— Work item —
What lines in the records below contain the string "Support"? Copy every one.

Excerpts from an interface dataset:
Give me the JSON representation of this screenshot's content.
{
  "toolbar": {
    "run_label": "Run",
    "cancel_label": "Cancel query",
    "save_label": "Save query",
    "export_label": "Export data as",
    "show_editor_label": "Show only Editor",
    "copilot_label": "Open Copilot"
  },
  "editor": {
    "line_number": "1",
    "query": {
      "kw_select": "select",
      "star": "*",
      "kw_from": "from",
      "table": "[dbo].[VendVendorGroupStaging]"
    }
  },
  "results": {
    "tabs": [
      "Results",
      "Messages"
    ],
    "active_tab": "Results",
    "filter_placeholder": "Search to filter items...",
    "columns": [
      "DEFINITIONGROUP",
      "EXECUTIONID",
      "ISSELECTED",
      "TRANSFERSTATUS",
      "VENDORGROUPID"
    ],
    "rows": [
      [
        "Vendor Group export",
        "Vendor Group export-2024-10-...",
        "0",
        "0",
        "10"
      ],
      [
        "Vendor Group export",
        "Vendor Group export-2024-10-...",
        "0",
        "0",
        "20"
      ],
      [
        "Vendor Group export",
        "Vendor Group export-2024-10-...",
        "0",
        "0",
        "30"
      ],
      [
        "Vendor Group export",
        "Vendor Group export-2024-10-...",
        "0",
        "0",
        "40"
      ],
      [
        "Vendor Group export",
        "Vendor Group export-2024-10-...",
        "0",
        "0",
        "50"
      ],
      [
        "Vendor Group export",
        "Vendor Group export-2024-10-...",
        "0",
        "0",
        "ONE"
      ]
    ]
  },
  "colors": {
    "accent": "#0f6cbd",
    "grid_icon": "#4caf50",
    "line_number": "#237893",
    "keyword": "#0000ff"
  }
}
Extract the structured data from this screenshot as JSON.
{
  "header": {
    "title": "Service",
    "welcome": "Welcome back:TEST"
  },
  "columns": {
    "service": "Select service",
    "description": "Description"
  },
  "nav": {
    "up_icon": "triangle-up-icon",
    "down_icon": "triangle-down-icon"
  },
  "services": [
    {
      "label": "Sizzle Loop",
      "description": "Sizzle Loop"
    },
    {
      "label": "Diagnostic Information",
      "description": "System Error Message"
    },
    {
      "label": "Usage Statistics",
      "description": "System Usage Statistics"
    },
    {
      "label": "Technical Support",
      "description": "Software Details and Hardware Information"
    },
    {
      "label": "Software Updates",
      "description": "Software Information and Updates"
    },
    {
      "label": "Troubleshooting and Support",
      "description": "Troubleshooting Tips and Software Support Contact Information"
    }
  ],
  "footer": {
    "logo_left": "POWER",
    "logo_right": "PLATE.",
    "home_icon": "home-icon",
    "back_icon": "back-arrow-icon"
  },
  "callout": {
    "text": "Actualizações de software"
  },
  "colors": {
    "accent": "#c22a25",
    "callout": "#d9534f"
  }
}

— Answer for the task —
      "label": "Technical Support",
      "label": "Troubleshooting and Support",
      "description": "Troubleshooting Tips and Software Support Contact Information"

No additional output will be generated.